Down to the last line, restate the records below word for word, dropping every image.

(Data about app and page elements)
⟨

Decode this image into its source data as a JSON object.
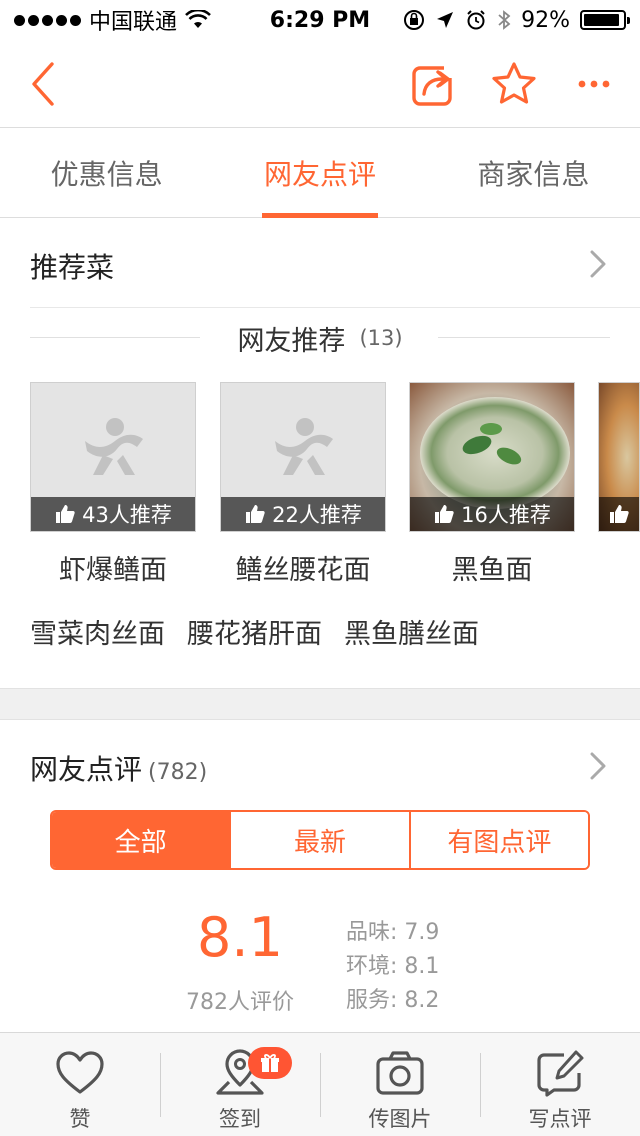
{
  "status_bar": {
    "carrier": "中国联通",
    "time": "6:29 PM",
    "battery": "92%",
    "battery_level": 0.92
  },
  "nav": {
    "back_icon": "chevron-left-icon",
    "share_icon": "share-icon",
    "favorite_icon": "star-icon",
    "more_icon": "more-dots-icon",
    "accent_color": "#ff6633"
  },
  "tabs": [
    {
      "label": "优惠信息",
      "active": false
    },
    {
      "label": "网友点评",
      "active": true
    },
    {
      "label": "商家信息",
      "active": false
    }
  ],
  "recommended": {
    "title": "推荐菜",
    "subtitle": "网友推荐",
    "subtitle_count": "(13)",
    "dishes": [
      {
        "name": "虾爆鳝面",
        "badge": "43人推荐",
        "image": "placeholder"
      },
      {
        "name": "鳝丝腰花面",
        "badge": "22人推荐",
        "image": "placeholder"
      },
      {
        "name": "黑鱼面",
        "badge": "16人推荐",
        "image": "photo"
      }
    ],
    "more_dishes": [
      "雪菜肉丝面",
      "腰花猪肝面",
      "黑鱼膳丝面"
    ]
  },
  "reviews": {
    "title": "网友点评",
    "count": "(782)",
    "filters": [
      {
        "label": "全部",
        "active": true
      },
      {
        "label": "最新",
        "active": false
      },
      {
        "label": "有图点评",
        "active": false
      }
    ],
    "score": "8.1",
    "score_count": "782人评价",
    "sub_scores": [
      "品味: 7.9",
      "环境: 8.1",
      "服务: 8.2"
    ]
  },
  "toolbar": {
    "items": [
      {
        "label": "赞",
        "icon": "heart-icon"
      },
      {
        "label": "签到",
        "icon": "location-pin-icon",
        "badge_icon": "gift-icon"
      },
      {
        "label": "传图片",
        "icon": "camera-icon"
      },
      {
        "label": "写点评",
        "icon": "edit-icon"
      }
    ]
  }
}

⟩

Response area:
Decode this image into its source data as a JSON object.
{
  "status_bar": {
    "carrier": "中国联通",
    "time": "6:29 PM",
    "battery": "92%",
    "battery_level": 0.92
  },
  "nav": {
    "back_icon": "chevron-left-icon",
    "share_icon": "share-icon",
    "favorite_icon": "star-icon",
    "more_icon": "more-dots-icon",
    "accent_color": "#ff6633"
  },
  "tabs": [
    {
      "label": "优惠信息",
      "active": false
    },
    {
      "label": "网友点评",
      "active": true
    },
    {
      "label": "商家信息",
      "active": false
    }
  ],
  "recommended": {
    "title": "推荐菜",
    "subtitle": "网友推荐",
    "subtitle_count": "(13)",
    "dishes": [
      {
        "name": "虾爆鳝面",
        "badge": "43人推荐",
        "image": "placeholder"
      },
      {
        "name": "鳝丝腰花面",
        "badge": "22人推荐",
        "image": "placeholder"
      },
      {
        "name": "黑鱼面",
        "badge": "16人推荐",
        "image": "photo"
      }
    ],
    "more_dishes": [
      "雪菜肉丝面",
      "腰花猪肝面",
      "黑鱼膳丝面"
    ]
  },
  "reviews": {
    "title": "网友点评",
    "count": "(782)",
    "filters": [
      {
        "label": "全部",
        "active": true
      },
      {
        "label": "最新",
        "active": false
      },
      {
        "label": "有图点评",
        "active": false
      }
    ],
    "score": "8.1",
    "score_count": "782人评价",
    "sub_scores": [
      "品味: 7.9",
      "环境: 8.1",
      "服务: 8.2"
    ]
  },
  "toolbar": {
    "items": [
      {
        "label": "赞",
        "icon": "heart-icon"
      },
      {
        "label": "签到",
        "icon": "location-pin-icon",
        "badge_icon": "gift-icon"
      },
      {
        "label": "传图片",
        "icon": "camera-icon"
      },
      {
        "label": "写点评",
        "icon": "edit-icon"
      }
    ]
  }
}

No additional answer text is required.